RECORDS TO USE>

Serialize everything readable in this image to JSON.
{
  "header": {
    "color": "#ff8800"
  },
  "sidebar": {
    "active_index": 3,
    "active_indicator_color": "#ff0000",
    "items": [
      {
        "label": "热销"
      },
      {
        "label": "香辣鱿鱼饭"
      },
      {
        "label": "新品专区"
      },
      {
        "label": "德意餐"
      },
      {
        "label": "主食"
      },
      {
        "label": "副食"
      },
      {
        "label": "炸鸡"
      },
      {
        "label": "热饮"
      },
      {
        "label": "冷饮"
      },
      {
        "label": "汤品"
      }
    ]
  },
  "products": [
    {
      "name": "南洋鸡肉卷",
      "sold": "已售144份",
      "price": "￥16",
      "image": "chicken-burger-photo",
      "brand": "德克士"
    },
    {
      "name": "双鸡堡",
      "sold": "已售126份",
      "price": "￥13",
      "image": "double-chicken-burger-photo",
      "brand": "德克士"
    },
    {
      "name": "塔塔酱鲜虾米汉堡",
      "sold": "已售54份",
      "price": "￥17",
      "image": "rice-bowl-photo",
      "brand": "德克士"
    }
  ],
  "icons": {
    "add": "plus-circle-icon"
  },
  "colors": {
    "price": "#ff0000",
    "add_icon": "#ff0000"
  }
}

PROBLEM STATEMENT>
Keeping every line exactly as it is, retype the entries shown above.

EXERCISE ANSWER>
Serialize everything readable in this image to JSON.
{
  "header": {
    "color": "#ff8800"
  },
  "sidebar": {
    "active_index": 3,
    "active_indicator_color": "#ff0000",
    "items": [
      {
        "label": "热销"
      },
      {
        "label": "香辣鱿鱼饭"
      },
      {
        "label": "新品专区"
      },
      {
        "label": "德意餐"
      },
      {
        "label": "主食"
      },
      {
        "label": "副食"
      },
      {
        "label": "炸鸡"
      },
      {
        "label": "热饮"
      },
      {
        "label": "冷饮"
      },
      {
        "label": "汤品"
      }
    ]
  },
  "products": [
    {
      "name": "南洋鸡肉卷",
      "sold": "已售144份",
      "price": "￥16",
      "image": "chicken-burger-photo",
      "brand": "德克士"
    },
    {
      "name": "双鸡堡",
      "sold": "已售126份",
      "price": "￥13",
      "image": "double-chicken-burger-photo",
      "brand": "德克士"
    },
    {
      "name": "塔塔酱鲜虾米汉堡",
      "sold": "已售54份",
      "price": "￥17",
      "image": "rice-bowl-photo",
      "brand": "德克士"
    }
  ],
  "icons": {
    "add": "plus-circle-icon"
  },
  "colors": {
    "price": "#ff0000",
    "add_icon": "#ff0000"
  }
}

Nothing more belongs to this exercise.